About 17.77 percent of the country's cultural relics are in relatively poor preserved condition and 8.43 percent are preserved in poor condition, Shan Jixiang, director of the State Administration of Cultural Heritage, said Thursday, citing census results.
The census, the third and the largest since the founding of the People's Republic of China in 1949, saw the registration of 766,722 fixed cultural relics, including those located underground and underwater. A total of 536,001 were newly registered.
"(These results) have raised higher requirements for our country's cultural relics management, protection, scientific research and utilization," Shan said.
Shan added that related laws and regulations should be improved and public awareness should be boosted, while increasing protection investments as well as strengthening the preservation abilities of cultural heritage institutes.
The census, which cost 1.5 billion yuan (237 million U.S. dollars) and involved about 50,000 workers, recorded basic information of all fixed ancient sites.
The United Nations Educational, Scientific and Cultural Organization (UNESCO) seeks to encourage the identification, protection and preservation of cultural and natural heritage around the world considered to be of outstanding value to humanity. This is embodied in an international treaty called the Convention concerning the Protection of the World Cultural and Natural Heritage, adopted by UNESCO in 1972.

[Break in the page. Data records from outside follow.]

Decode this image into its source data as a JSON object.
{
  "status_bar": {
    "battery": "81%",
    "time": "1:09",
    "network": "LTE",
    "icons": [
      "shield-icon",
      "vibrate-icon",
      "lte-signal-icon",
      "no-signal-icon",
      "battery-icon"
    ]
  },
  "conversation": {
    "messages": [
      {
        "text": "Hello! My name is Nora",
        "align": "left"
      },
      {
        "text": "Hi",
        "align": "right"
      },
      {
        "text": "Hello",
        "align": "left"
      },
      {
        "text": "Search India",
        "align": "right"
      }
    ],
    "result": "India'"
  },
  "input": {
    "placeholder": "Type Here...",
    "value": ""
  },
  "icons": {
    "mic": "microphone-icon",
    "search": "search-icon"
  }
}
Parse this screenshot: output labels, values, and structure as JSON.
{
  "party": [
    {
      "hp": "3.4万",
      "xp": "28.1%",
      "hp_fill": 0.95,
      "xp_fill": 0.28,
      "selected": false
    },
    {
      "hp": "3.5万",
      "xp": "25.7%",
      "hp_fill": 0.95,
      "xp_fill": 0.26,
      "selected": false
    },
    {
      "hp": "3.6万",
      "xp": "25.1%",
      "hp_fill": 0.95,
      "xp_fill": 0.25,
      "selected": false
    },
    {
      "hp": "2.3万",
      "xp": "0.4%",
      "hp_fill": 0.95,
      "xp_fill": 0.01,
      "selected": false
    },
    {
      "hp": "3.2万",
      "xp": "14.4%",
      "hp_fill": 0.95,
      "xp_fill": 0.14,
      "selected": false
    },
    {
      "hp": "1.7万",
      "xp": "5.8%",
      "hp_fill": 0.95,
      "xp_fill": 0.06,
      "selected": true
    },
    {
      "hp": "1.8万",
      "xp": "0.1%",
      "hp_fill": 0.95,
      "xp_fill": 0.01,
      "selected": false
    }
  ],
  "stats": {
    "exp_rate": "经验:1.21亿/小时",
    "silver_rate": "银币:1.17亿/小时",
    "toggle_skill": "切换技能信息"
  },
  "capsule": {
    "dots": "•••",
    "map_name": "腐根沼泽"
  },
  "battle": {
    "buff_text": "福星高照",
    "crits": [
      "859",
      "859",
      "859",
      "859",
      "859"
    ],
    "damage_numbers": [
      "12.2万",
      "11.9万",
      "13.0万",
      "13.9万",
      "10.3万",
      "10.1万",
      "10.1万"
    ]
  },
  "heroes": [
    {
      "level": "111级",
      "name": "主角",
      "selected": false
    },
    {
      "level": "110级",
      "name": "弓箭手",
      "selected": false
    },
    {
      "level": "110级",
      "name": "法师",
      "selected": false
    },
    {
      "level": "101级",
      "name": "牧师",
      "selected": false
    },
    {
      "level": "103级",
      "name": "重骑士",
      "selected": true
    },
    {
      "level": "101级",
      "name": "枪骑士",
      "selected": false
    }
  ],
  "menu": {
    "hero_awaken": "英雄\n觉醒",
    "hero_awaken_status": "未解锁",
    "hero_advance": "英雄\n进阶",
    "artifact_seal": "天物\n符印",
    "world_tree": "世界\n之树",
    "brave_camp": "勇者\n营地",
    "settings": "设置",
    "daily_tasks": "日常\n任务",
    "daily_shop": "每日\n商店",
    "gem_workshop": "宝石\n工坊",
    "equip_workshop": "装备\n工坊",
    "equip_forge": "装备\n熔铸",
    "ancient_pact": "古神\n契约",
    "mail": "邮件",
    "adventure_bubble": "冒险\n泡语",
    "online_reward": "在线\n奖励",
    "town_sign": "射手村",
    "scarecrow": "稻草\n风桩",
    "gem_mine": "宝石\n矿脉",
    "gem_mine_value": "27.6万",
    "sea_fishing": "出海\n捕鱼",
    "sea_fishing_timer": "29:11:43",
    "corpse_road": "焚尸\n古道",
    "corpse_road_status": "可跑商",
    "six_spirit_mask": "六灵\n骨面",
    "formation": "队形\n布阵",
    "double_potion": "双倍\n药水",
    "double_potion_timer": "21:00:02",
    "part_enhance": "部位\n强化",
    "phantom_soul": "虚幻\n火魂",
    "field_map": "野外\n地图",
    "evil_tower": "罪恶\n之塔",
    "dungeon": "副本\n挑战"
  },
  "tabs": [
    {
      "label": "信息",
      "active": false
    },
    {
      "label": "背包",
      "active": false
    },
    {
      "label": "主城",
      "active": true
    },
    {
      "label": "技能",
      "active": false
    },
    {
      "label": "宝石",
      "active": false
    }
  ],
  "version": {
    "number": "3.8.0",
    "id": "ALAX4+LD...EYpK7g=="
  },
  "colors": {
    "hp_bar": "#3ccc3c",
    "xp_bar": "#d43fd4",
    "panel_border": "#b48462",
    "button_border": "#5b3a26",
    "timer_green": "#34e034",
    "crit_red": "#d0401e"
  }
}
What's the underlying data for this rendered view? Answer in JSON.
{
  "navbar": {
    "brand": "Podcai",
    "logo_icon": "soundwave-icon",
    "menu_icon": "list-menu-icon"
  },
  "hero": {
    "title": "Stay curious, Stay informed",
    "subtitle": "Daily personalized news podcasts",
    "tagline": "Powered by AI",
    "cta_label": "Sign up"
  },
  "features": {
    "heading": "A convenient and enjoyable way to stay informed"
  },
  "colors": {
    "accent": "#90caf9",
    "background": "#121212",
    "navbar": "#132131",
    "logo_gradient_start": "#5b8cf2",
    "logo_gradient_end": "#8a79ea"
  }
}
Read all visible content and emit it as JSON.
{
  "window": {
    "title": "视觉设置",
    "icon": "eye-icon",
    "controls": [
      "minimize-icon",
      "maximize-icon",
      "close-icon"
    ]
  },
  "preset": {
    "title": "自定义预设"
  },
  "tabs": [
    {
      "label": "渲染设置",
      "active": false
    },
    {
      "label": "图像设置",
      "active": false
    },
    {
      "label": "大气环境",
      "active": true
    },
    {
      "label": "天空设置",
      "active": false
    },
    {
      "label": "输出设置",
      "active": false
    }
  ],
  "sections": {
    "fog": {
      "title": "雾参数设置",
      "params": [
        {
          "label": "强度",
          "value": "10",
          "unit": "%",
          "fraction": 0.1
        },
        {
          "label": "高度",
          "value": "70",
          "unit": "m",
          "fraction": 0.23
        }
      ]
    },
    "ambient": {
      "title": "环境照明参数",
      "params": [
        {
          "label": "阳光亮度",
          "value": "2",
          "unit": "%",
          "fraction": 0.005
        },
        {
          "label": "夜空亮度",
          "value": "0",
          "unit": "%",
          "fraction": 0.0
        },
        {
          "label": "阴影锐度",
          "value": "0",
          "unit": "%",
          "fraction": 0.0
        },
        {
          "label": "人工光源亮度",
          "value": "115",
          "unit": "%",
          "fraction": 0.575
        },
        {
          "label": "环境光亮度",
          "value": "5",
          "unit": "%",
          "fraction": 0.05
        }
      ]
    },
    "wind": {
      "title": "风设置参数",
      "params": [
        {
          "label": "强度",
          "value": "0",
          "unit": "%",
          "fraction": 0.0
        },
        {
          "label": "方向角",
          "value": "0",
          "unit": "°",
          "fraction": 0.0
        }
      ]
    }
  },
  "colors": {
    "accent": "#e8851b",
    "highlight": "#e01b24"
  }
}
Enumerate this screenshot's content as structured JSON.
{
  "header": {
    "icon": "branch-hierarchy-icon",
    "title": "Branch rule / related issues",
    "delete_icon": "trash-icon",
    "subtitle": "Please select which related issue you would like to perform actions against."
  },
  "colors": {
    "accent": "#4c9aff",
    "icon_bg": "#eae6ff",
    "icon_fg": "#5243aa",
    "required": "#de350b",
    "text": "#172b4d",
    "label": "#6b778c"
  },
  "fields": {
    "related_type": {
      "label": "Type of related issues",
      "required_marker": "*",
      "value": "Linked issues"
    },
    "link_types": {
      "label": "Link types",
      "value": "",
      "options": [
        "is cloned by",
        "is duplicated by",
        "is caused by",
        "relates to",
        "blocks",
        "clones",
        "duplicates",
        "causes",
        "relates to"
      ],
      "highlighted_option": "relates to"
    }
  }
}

Up to Now, 40 noteworthy Chinese properties were inscribed on UNESCO's World Heritages List. Among which, 29 were inscribed as World Cultural Heritage Sites, while 7 were inscribed as World Natural Heritage Sites, and 4 were inscribed as both Cultural and Natural Heritage Sites.